What to do
Your copy of the data should match it exactly, leaving out only the pictures.

(Web page and app entries)
------------
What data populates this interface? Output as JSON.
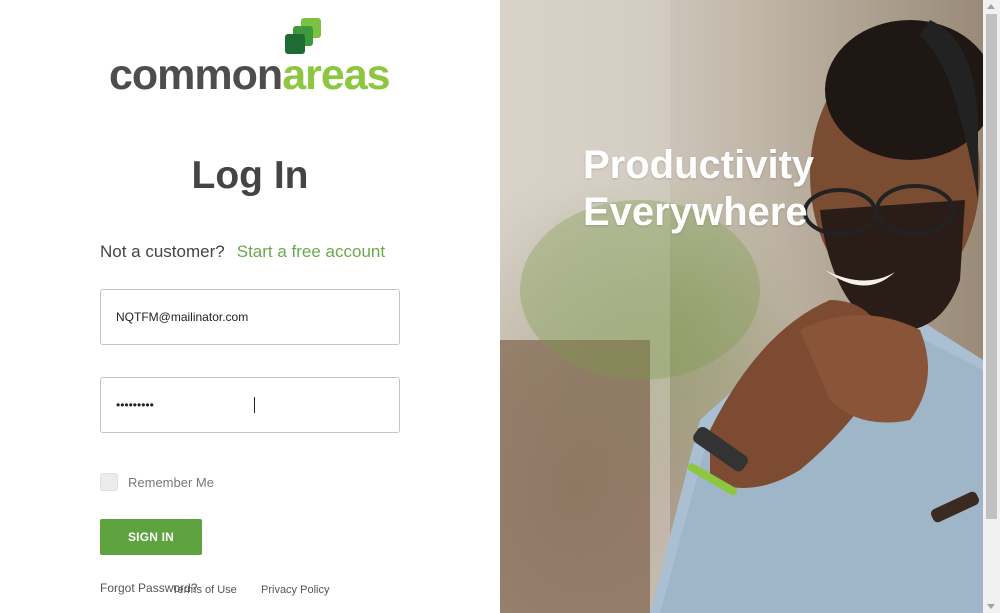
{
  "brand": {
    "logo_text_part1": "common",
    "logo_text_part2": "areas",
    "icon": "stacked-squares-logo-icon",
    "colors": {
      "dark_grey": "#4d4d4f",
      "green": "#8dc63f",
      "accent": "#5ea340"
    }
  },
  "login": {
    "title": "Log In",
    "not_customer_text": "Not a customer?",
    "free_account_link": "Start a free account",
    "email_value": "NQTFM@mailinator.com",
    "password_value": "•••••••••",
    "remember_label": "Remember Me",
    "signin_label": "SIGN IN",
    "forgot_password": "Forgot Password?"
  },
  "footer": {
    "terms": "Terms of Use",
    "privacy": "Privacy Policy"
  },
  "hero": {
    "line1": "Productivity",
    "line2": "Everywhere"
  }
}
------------
Answer for the task
What data populates this interface? Output as JSON.
{
  "brand": {
    "logo_text_part1": "common",
    "logo_text_part2": "areas",
    "icon": "stacked-squares-logo-icon",
    "colors": {
      "dark_grey": "#4d4d4f",
      "green": "#8dc63f",
      "accent": "#5ea340"
    }
  },
  "login": {
    "title": "Log In",
    "not_customer_text": "Not a customer?",
    "free_account_link": "Start a free account",
    "email_value": "NQTFM@mailinator.com",
    "password_value": "•••••••••",
    "remember_label": "Remember Me",
    "signin_label": "SIGN IN",
    "forgot_password": "Forgot Password?"
  },
  "footer": {
    "terms": "Terms of Use",
    "privacy": "Privacy Policy"
  },
  "hero": {
    "line1": "Productivity",
    "line2": "Everywhere"
  }
}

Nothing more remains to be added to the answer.